  • It said he spent US$10,000 per night on the hotel’s presidential suite, more than US$8,000 for in-room lunches and US$1,500 on a personal trainer
Then-Malaysian prime minister Najib Razak and his entourage spent a total of US$259,724 at the Washington hotel owned by former president Donald Trump in 2017, according to a congressional committee report.
Malaysia was among six countries – the others being China, Qatar, Saudi Arabia, Türkiye, and the United Arab Emirates – that spent more than US$750,000 at the Trump International Hotel while trying to influence the ex-president’s administration in 2017 and 2018, said the report by the House Oversight Committee, which obtained documents from Mazars USA, Trump’s former accounting firm.

Najib’s September 2017 stay in the hotel’s presidential suite cost US$10,000 per night, the committee said, with him personally spending US$44,562 over three days, including more than US$8,000 for in-room lunches and another US$1,500 on a personal trainer.

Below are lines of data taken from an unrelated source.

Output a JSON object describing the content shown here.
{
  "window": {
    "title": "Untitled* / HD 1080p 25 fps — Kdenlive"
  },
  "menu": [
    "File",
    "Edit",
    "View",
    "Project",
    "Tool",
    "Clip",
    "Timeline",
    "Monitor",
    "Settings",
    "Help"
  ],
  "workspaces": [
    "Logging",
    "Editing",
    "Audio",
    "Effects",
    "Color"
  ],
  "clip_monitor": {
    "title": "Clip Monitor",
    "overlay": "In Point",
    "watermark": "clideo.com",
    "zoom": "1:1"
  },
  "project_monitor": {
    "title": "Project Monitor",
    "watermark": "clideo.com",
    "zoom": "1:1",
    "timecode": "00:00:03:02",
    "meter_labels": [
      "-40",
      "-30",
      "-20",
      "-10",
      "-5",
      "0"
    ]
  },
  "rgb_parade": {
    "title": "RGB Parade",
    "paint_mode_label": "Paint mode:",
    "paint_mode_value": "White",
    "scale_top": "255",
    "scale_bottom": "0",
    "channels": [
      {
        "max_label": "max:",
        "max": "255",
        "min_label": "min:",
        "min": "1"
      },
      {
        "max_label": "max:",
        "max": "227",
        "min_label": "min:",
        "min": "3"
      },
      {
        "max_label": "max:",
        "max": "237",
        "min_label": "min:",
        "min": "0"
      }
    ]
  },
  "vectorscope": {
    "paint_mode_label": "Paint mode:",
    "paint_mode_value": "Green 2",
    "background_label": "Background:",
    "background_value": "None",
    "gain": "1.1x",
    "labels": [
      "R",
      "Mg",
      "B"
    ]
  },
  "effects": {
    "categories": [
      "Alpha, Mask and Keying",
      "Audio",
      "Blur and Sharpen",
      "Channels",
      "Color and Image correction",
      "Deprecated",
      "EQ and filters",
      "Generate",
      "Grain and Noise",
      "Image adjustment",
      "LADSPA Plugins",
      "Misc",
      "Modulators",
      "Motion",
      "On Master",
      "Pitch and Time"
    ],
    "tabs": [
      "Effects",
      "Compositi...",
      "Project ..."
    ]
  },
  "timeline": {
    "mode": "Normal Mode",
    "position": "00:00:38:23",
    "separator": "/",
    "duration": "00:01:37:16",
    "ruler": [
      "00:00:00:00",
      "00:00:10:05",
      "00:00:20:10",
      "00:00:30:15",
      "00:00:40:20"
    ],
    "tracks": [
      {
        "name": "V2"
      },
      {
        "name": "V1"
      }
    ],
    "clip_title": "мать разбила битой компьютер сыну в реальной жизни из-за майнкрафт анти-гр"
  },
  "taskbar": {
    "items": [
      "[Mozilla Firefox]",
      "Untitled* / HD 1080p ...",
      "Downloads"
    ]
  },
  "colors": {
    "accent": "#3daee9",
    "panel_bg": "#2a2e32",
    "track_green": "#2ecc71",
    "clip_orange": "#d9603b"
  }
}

The Trump International Hotel pictured in March last year. It was sold to an investor group in May 2022 for a reported US$375 million. Photo: AP
At the time, Najib and members of his family were under investigation by the US Department of Justice for looting Malaysia’s 1MDB sovereign wealth fund, the committee said. Najib was jailed for 12 years in August on corruption charges.

The documents released on Monday “sharply call into question the extent to which President Trump was guided by his personal financial interest while in office rather than the best interests of the American people,” said Representative Carolyn Maloney, a Democrat from New York who chairs the committee.

She added that the documents reveal that during the time the officials stayed at the Trump-owned hotel, “they were seeking to influence American foreign policy”.

Malaysia’s corrupt ex-PM Najib Razak asks for royal pardon to get out of jail

The House committee said that officials from Saudi Arabia, Qatar and the UAE also spent hundreds of thousands of dollars at the Trump Hotel in 2017 and 2018, while the governments of Türkiye and China spent lesser amounts.

According to the documents, China’s embassy spent nearly US$20,000 at the hotel two months before a 2017 meeting between Trump and Chinese President Xi Jinping.

In a statement to The New York Times, Trump’s son Eric Trump said profit earned on the hotel stays was returned to the federal government through an annual payment to the Treasury Department.

Eric Trump (right) watches his father, former president Donald Trump, play golf last month. Photo: Jasen Vinlove-USA Today Sports

“As a company, we went to tremendous lengths to avoid even the appearance of a conflict of interest,” Eric Trump said. “Not due to any legal requirement, but because of the respect we have towards the office of the presidency.”

The House committee previously disclosed that the Trump hotel had taken in more than US$3.75 million from foreign governments while Trump was president.

The heavy foreign government spending at Trump’s hotel has been reported before but details and the timing of this snapshot of payments are new. Two days after a March 2018 stay by the Saudis, the committee noted, then-president Trump approved US$1.3 billion in arms sales to the country.

The Trump Organization sold the Trump International Hotel in Washington to an investor group in May 2022 for a reported US$375 million.

Trial begins of Trump’s family business on fraud and tax evasion charges

In January last year, the Supreme Court shut down lawsuits claiming that Trump violated constitutional bars against a president accepting income from foreign sources, saying the cases were moot since Trump had left the White House.

These cases stemmed from the so-called emoluments clause of the US Constitution, which prohibits public officials from receiving gifts, payments or titles from foreign states without permission from Congress.

Trump entrusted the management of his real estate empire to his sons after taking office in 2017, although he held onto his shares in the Trump Organization, which brought in US$435 million in revenue in 2018.

Additional reporting by Associated Press